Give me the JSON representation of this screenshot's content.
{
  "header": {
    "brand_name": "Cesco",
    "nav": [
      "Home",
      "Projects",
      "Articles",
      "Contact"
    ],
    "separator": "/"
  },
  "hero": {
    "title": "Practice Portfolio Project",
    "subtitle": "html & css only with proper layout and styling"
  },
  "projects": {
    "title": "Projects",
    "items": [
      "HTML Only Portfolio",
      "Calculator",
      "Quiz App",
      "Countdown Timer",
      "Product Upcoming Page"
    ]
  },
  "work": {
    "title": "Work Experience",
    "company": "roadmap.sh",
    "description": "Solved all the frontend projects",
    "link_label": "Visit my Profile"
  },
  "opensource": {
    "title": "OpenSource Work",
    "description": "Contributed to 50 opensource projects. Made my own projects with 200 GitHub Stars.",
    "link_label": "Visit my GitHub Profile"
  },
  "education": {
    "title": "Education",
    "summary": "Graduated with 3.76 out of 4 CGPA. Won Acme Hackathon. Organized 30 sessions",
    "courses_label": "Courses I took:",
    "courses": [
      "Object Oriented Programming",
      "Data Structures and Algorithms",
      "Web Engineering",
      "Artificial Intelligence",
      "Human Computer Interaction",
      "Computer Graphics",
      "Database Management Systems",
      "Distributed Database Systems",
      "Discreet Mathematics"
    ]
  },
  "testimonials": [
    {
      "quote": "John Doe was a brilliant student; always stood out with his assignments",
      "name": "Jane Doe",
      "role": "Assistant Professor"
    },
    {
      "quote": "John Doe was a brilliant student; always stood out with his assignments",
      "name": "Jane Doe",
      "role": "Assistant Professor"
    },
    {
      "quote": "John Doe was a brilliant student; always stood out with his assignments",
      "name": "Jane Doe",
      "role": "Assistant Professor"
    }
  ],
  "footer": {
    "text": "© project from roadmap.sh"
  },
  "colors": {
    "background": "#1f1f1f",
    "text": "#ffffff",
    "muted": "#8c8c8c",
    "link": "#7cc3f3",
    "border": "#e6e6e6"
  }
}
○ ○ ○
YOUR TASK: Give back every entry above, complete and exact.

SOLUTION TO THIS PROBLEM:
Give me the JSON representation of this screenshot's content.
{
  "header": {
    "brand_name": "Cesco",
    "nav": [
      "Home",
      "Projects",
      "Articles",
      "Contact"
    ],
    "separator": "/"
  },
  "hero": {
    "title": "Practice Portfolio Project",
    "subtitle": "html & css only with proper layout and styling"
  },
  "projects": {
    "title": "Projects",
    "items": [
      "HTML Only Portfolio",
      "Calculator",
      "Quiz App",
      "Countdown Timer",
      "Product Upcoming Page"
    ]
  },
  "work": {
    "title": "Work Experience",
    "company": "roadmap.sh",
    "description": "Solved all the frontend projects",
    "link_label": "Visit my Profile"
  },
  "opensource": {
    "title": "OpenSource Work",
    "description": "Contributed to 50 opensource projects. Made my own projects with 200 GitHub Stars.",
    "link_label": "Visit my GitHub Profile"
  },
  "education": {
    "title": "Education",
    "summary": "Graduated with 3.76 out of 4 CGPA. Won Acme Hackathon. Organized 30 sessions",
    "courses_label": "Courses I took:",
    "courses": [
      "Object Oriented Programming",
      "Data Structures and Algorithms",
      "Web Engineering",
      "Artificial Intelligence",
      "Human Computer Interaction",
      "Computer Graphics",
      "Database Management Systems",
      "Distributed Database Systems",
      "Discreet Mathematics"
    ]
  },
  "testimonials": [
    {
      "quote": "John Doe was a brilliant student; always stood out with his assignments",
      "name": "Jane Doe",
      "role": "Assistant Professor"
    },
    {
      "quote": "John Doe was a brilliant student; always stood out with his assignments",
      "name": "Jane Doe",
      "role": "Assistant Professor"
    },
    {
      "quote": "John Doe was a brilliant student; always stood out with his assignments",
      "name": "Jane Doe",
      "role": "Assistant Professor"
    }
  ],
  "footer": {
    "text": "© project from roadmap.sh"
  },
  "colors": {
    "background": "#1f1f1f",
    "text": "#ffffff",
    "muted": "#8c8c8c",
    "link": "#7cc3f3",
    "border": "#e6e6e6"
  }
}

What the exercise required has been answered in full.